Google has announced that it is buying the connected device company Nest. Employees were informed by email and that was followed by an official press release. Google has reportedly offered Nest $3.2 billion.
Google’s CEO Larry Page said in a statement: “They’re already delivering amazing products you can buy right now–thermostats that save energy and smoke/CO alarms that can help keep your family safe. We are excited to bring great experiences to more homes in more countries and fulfill their dreams!”
The founders of Nest, Tony Fadell and Matt Rogers, will be joining the Google team. Fadell has expressed his excitement at working with Google, saying “With their support, Nest will be even better placed to build simple, thoughtful devices that make life easier at home, and that have a positive impact on the world.”
Co-founder Matt Rogers, was one of the first engineers to work on the iPhone team at Apple and was responsible for the iPod software development.
Google has been trying for some time now to put together a connected home device but with attempts such as ‘Android At Home’, it’s never been able to pull it off. The benefit of Nest is that it has already developed well-designed and connected home devices. Google will now be able to build on those in the future.
As well as Nest’s expertise and quality products, the company brings to Google 100 granted patents and another 200 which are on file with the U.S. Patent Office, plus a further 200 ready to file. Nest has faced strong competition and some patent disputes from rival manufacturers like Honeywell and BRK. Google will no doubt be a supporting force in helping Nest fend off the competition.
Nest will continue to operate as its own brand and because it was already quite successful and renown by consumers for design, it is unlikely Google will want to interfere too much. There have apparently been some infrastructure issues caused by failed firmware upgrades so Google will no doubt be able to help there.
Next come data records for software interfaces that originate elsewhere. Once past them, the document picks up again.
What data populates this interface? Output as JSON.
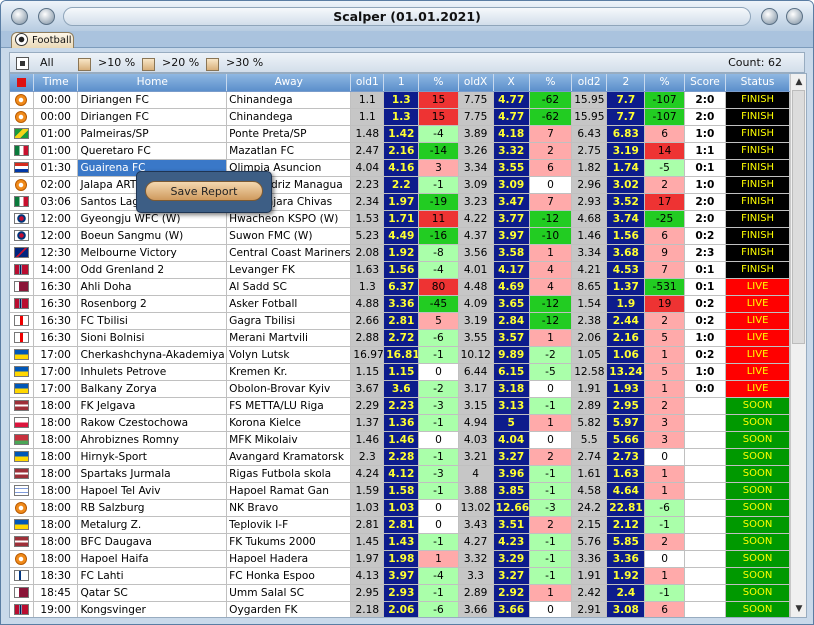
{
  "window": {
    "title": "Scalper (01.01.2021)"
  },
  "tab": {
    "label": "Football",
    "icon": "soccer-ball-icon"
  },
  "filters": [
    {
      "label": "All",
      "icon": "list-icon"
    },
    {
      "label": ">10 %"
    },
    {
      "label": ">20 %"
    },
    {
      "label": ">30 %"
    }
  ],
  "count_label": "Count: 62",
  "context_menu": {
    "save_report": "Save Report"
  },
  "columns": [
    "",
    "Time",
    "Home",
    "Away",
    "old1",
    "1",
    "%",
    "oldX",
    "X",
    "%",
    "old2",
    "2",
    "%",
    "Score",
    "Status"
  ],
  "colors": {
    "header": "#5b8fcb",
    "odd_bg": "#0d1c8c",
    "odd_text": "#ffff33",
    "old_bg": "#c6c6c6",
    "pos_strong": "#ee3333",
    "pos_light": "#ffaaaa",
    "neg_strong": "#22cc22",
    "neg_light": "#aaffaa",
    "finish_bg": "#000000",
    "finish_text": "#ffff00",
    "live_bg": "#ff0000",
    "soon_bg": "#009900"
  },
  "rows": [
    {
      "flag": "int",
      "time": "00:00",
      "home": "Diriangen FC",
      "away": "Chinandega",
      "old1": "1.1",
      "o1": "1.3",
      "p1": "15",
      "p1c": "red",
      "oldx": "7.75",
      "ox": "4.77",
      "px": "-62",
      "pxc": "green",
      "old2": "15.95",
      "o2": "7.7",
      "p2": "-107",
      "p2c": "green",
      "score": "2:0",
      "status": "FINISH"
    },
    {
      "flag": "int",
      "time": "00:00",
      "home": "Diriangen FC",
      "away": "Chinandega",
      "old1": "1.1",
      "o1": "1.3",
      "p1": "15",
      "p1c": "red",
      "oldx": "7.75",
      "ox": "4.77",
      "px": "-62",
      "pxc": "green",
      "old2": "15.95",
      "o2": "7.7",
      "p2": "-107",
      "p2c": "green",
      "score": "2:0",
      "status": "FINISH"
    },
    {
      "flag": "br",
      "time": "01:00",
      "home": "Palmeiras/SP",
      "away": "Ponte Preta/SP",
      "old1": "1.48",
      "o1": "1.42",
      "p1": "-4",
      "p1c": "lgreen",
      "oldx": "3.89",
      "ox": "4.18",
      "px": "7",
      "pxc": "lred",
      "old2": "6.43",
      "o2": "6.83",
      "p2": "6",
      "p2c": "lred",
      "score": "1:0",
      "status": "FINISH"
    },
    {
      "flag": "mx",
      "time": "01:00",
      "home": "Queretaro FC",
      "away": "Mazatlan FC",
      "old1": "2.47",
      "o1": "2.16",
      "p1": "-14",
      "p1c": "green",
      "oldx": "3.26",
      "ox": "3.32",
      "px": "2",
      "pxc": "lred",
      "old2": "2.75",
      "o2": "3.19",
      "p2": "14",
      "p2c": "red",
      "score": "1:1",
      "status": "FINISH"
    },
    {
      "flag": "py",
      "time": "01:30",
      "home": "Guairena FC",
      "away": "Olimpia Asuncion",
      "old1": "4.04",
      "o1": "4.16",
      "p1": "3",
      "p1c": "lred",
      "oldx": "3.34",
      "ox": "3.55",
      "px": "6",
      "pxc": "lred",
      "old2": "1.82",
      "o2": "1.74",
      "p2": "-5",
      "p2c": "lgreen",
      "score": "0:1",
      "status": "FINISH"
    },
    {
      "flag": "int",
      "time": "02:00",
      "home": "Jalapa ART",
      "away": "Real Madriz Managua",
      "old1": "2.23",
      "o1": "2.2",
      "p1": "-1",
      "p1c": "lgreen",
      "oldx": "3.09",
      "ox": "3.09",
      "px": "0",
      "pxc": "white",
      "old2": "2.96",
      "o2": "3.02",
      "p2": "2",
      "p2c": "lred",
      "score": "1:0",
      "status": "FINISH"
    },
    {
      "flag": "mx",
      "time": "03:06",
      "home": "Santos Laguna",
      "away": "Guadalajara Chivas",
      "old1": "2.34",
      "o1": "1.97",
      "p1": "-19",
      "p1c": "green",
      "oldx": "3.23",
      "ox": "3.47",
      "px": "7",
      "pxc": "lred",
      "old2": "2.93",
      "o2": "3.52",
      "p2": "17",
      "p2c": "red",
      "score": "2:0",
      "status": "FINISH"
    },
    {
      "flag": "kr",
      "time": "12:00",
      "home": "Gyeongju WFC (W)",
      "away": "Hwacheon KSPO (W)",
      "old1": "1.53",
      "o1": "1.71",
      "p1": "11",
      "p1c": "red",
      "oldx": "4.22",
      "ox": "3.77",
      "px": "-12",
      "pxc": "green",
      "old2": "4.68",
      "o2": "3.74",
      "p2": "-25",
      "p2c": "green",
      "score": "2:0",
      "status": "FINISH"
    },
    {
      "flag": "kr",
      "time": "12:00",
      "home": "Boeun Sangmu (W)",
      "away": "Suwon FMC (W)",
      "old1": "5.23",
      "o1": "4.49",
      "p1": "-16",
      "p1c": "green",
      "oldx": "4.37",
      "ox": "3.97",
      "px": "-10",
      "pxc": "green",
      "old2": "1.46",
      "o2": "1.56",
      "p2": "6",
      "p2c": "lred",
      "score": "0:2",
      "status": "FINISH"
    },
    {
      "flag": "au",
      "time": "12:30",
      "home": "Melbourne Victory",
      "away": "Central Coast Mariners",
      "old1": "2.08",
      "o1": "1.92",
      "p1": "-8",
      "p1c": "lgreen",
      "oldx": "3.56",
      "ox": "3.58",
      "px": "1",
      "pxc": "lred",
      "old2": "3.34",
      "o2": "3.68",
      "p2": "9",
      "p2c": "lred",
      "score": "2:3",
      "status": "FINISH"
    },
    {
      "flag": "no",
      "time": "14:00",
      "home": "Odd Grenland 2",
      "away": "Levanger FK",
      "old1": "1.63",
      "o1": "1.56",
      "p1": "-4",
      "p1c": "lgreen",
      "oldx": "4.01",
      "ox": "4.17",
      "px": "4",
      "pxc": "lred",
      "old2": "4.21",
      "o2": "4.53",
      "p2": "7",
      "p2c": "lred",
      "score": "0:1",
      "status": "FINISH"
    },
    {
      "flag": "qa",
      "time": "16:30",
      "home": "Ahli Doha",
      "away": "Al Sadd SC",
      "old1": "1.3",
      "o1": "6.37",
      "p1": "80",
      "p1c": "red",
      "oldx": "4.48",
      "ox": "4.69",
      "px": "4",
      "pxc": "lred",
      "old2": "8.65",
      "o2": "1.37",
      "p2": "-531",
      "p2c": "green",
      "score": "0:1",
      "status": "LIVE"
    },
    {
      "flag": "no",
      "time": "16:30",
      "home": "Rosenborg 2",
      "away": "Asker Fotball",
      "old1": "4.88",
      "o1": "3.36",
      "p1": "-45",
      "p1c": "green",
      "oldx": "4.09",
      "ox": "3.65",
      "px": "-12",
      "pxc": "green",
      "old2": "1.54",
      "o2": "1.9",
      "p2": "19",
      "p2c": "red",
      "score": "0:2",
      "status": "LIVE"
    },
    {
      "flag": "ge",
      "time": "16:30",
      "home": "FC Tbilisi",
      "away": "Gagra Tbilisi",
      "old1": "2.66",
      "o1": "2.81",
      "p1": "5",
      "p1c": "lred",
      "oldx": "3.19",
      "ox": "2.84",
      "px": "-12",
      "pxc": "green",
      "old2": "2.38",
      "o2": "2.44",
      "p2": "2",
      "p2c": "lred",
      "score": "0:2",
      "status": "LIVE"
    },
    {
      "flag": "ge",
      "time": "16:30",
      "home": "Sioni Bolnisi",
      "away": "Merani Martvili",
      "old1": "2.88",
      "o1": "2.72",
      "p1": "-6",
      "p1c": "lgreen",
      "oldx": "3.55",
      "ox": "3.57",
      "px": "1",
      "pxc": "lred",
      "old2": "2.06",
      "o2": "2.16",
      "p2": "5",
      "p2c": "lred",
      "score": "1:0",
      "status": "LIVE"
    },
    {
      "flag": "ua",
      "time": "17:00",
      "home": "Cherkashchyna-Akademiya",
      "away": "Volyn Lutsk",
      "old1": "16.97",
      "o1": "16.81",
      "p1": "-1",
      "p1c": "lgreen",
      "oldx": "10.12",
      "ox": "9.89",
      "px": "-2",
      "pxc": "lgreen",
      "old2": "1.05",
      "o2": "1.06",
      "p2": "1",
      "p2c": "lred",
      "score": "0:2",
      "status": "LIVE"
    },
    {
      "flag": "ua",
      "time": "17:00",
      "home": "Inhulets Petrove",
      "away": "Kremen Kr.",
      "old1": "1.15",
      "o1": "1.15",
      "p1": "0",
      "p1c": "white",
      "oldx": "6.44",
      "ox": "6.15",
      "px": "-5",
      "pxc": "lgreen",
      "old2": "12.58",
      "o2": "13.24",
      "p2": "5",
      "p2c": "lred",
      "score": "1:0",
      "status": "LIVE"
    },
    {
      "flag": "ua",
      "time": "17:00",
      "home": "Balkany Zorya",
      "away": "Obolon-Brovar Kyiv",
      "old1": "3.67",
      "o1": "3.6",
      "p1": "-2",
      "p1c": "lgreen",
      "oldx": "3.17",
      "ox": "3.18",
      "px": "0",
      "pxc": "white",
      "old2": "1.91",
      "o2": "1.93",
      "p2": "1",
      "p2c": "lred",
      "score": "0:0",
      "status": "LIVE"
    },
    {
      "flag": "lv",
      "time": "18:00",
      "home": "FK Jelgava",
      "away": "FS METTA/LU Riga",
      "old1": "2.29",
      "o1": "2.23",
      "p1": "-3",
      "p1c": "lgreen",
      "oldx": "3.15",
      "ox": "3.13",
      "px": "-1",
      "pxc": "lgreen",
      "old2": "2.89",
      "o2": "2.95",
      "p2": "2",
      "p2c": "lred",
      "score": "",
      "status": "SOON"
    },
    {
      "flag": "pl",
      "time": "18:00",
      "home": "Rakow Czestochowa",
      "away": "Korona Kielce",
      "old1": "1.37",
      "o1": "1.36",
      "p1": "-1",
      "p1c": "lgreen",
      "oldx": "4.94",
      "ox": "5",
      "px": "1",
      "pxc": "lred",
      "old2": "5.82",
      "o2": "5.97",
      "p2": "3",
      "p2c": "lred",
      "score": "",
      "status": "SOON"
    },
    {
      "flag": "by",
      "time": "18:00",
      "home": "Ahrobiznes Romny",
      "away": "MFK Mikolaiv",
      "old1": "1.46",
      "o1": "1.46",
      "p1": "0",
      "p1c": "white",
      "oldx": "4.03",
      "ox": "4.04",
      "px": "0",
      "pxc": "white",
      "old2": "5.5",
      "o2": "5.66",
      "p2": "3",
      "p2c": "lred",
      "score": "",
      "status": "SOON"
    },
    {
      "flag": "ua",
      "time": "18:00",
      "home": "Hirnyk-Sport",
      "away": "Avangard Kramatorsk",
      "old1": "2.3",
      "o1": "2.28",
      "p1": "-1",
      "p1c": "lgreen",
      "oldx": "3.21",
      "ox": "3.27",
      "px": "2",
      "pxc": "lred",
      "old2": "2.74",
      "o2": "2.73",
      "p2": "0",
      "p2c": "white",
      "score": "",
      "status": "SOON"
    },
    {
      "flag": "lv",
      "time": "18:00",
      "home": "Spartaks Jurmala",
      "away": "Rigas Futbola skola",
      "old1": "4.24",
      "o1": "4.12",
      "p1": "-3",
      "p1c": "lgreen",
      "oldx": "4",
      "ox": "3.96",
      "px": "-1",
      "pxc": "lgreen",
      "old2": "1.61",
      "o2": "1.63",
      "p2": "1",
      "p2c": "lred",
      "score": "",
      "status": "SOON"
    },
    {
      "flag": "il",
      "time": "18:00",
      "home": "Hapoel Tel Aviv",
      "away": "Hapoel Ramat Gan",
      "old1": "1.59",
      "o1": "1.58",
      "p1": "-1",
      "p1c": "lgreen",
      "oldx": "3.88",
      "ox": "3.85",
      "px": "-1",
      "pxc": "lgreen",
      "old2": "4.58",
      "o2": "4.64",
      "p2": "1",
      "p2c": "lred",
      "score": "",
      "status": "SOON"
    },
    {
      "flag": "int",
      "time": "18:00",
      "home": "RB Salzburg",
      "away": "NK Bravo",
      "old1": "1.03",
      "o1": "1.03",
      "p1": "0",
      "p1c": "white",
      "oldx": "13.02",
      "ox": "12.66",
      "px": "-3",
      "pxc": "lgreen",
      "old2": "24.2",
      "o2": "22.81",
      "p2": "-6",
      "p2c": "lgreen",
      "score": "",
      "status": "SOON"
    },
    {
      "flag": "ua",
      "time": "18:00",
      "home": "Metalurg Z.",
      "away": "Teplovik I-F",
      "old1": "2.81",
      "o1": "2.81",
      "p1": "0",
      "p1c": "white",
      "oldx": "3.43",
      "ox": "3.51",
      "px": "2",
      "pxc": "lred",
      "old2": "2.15",
      "o2": "2.12",
      "p2": "-1",
      "p2c": "lgreen",
      "score": "",
      "status": "SOON"
    },
    {
      "flag": "lv",
      "time": "18:00",
      "home": "BFC Daugava",
      "away": "FK Tukums 2000",
      "old1": "1.45",
      "o1": "1.43",
      "p1": "-1",
      "p1c": "lgreen",
      "oldx": "4.27",
      "ox": "4.23",
      "px": "-1",
      "pxc": "lgreen",
      "old2": "5.76",
      "o2": "5.85",
      "p2": "2",
      "p2c": "lred",
      "score": "",
      "status": "SOON"
    },
    {
      "flag": "int",
      "time": "18:00",
      "home": "Hapoel Haifa",
      "away": "Hapoel Hadera",
      "old1": "1.97",
      "o1": "1.98",
      "p1": "1",
      "p1c": "lred",
      "oldx": "3.32",
      "ox": "3.29",
      "px": "-1",
      "pxc": "lgreen",
      "old2": "3.36",
      "o2": "3.36",
      "p2": "0",
      "p2c": "white",
      "score": "",
      "status": "SOON"
    },
    {
      "flag": "fi",
      "time": "18:30",
      "home": "FC Lahti",
      "away": "FC Honka Espoo",
      "old1": "4.13",
      "o1": "3.97",
      "p1": "-4",
      "p1c": "lgreen",
      "oldx": "3.3",
      "ox": "3.27",
      "px": "-1",
      "pxc": "lgreen",
      "old2": "1.91",
      "o2": "1.92",
      "p2": "1",
      "p2c": "lred",
      "score": "",
      "status": "SOON"
    },
    {
      "flag": "qa",
      "time": "18:45",
      "home": "Qatar SC",
      "away": "Umm Salal SC",
      "old1": "2.95",
      "o1": "2.93",
      "p1": "-1",
      "p1c": "lgreen",
      "oldx": "2.89",
      "ox": "2.92",
      "px": "1",
      "pxc": "lred",
      "old2": "2.42",
      "o2": "2.4",
      "p2": "-1",
      "p2c": "lgreen",
      "score": "",
      "status": "SOON"
    },
    {
      "flag": "no",
      "time": "19:00",
      "home": "Kongsvinger",
      "away": "Oygarden FK",
      "old1": "2.18",
      "o1": "2.06",
      "p1": "-6",
      "p1c": "lgreen",
      "oldx": "3.66",
      "ox": "3.66",
      "px": "0",
      "pxc": "white",
      "old2": "2.91",
      "o2": "3.08",
      "p2": "6",
      "p2c": "lred",
      "score": "",
      "status": "SOON"
    }
  ]
}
Of course this acquistion does throw up some concerns over security, with some questioning what will happen once Google have information about your life at home.
I can’t hep but feel the question was avoided with such a vague answer. People certainly have a right to be concerned, especially now we know about the NSA’s mass collection of data.
The deal is still awaiting regulatory approval and so hasn’t been completed yet.
[Image via digitaltrends]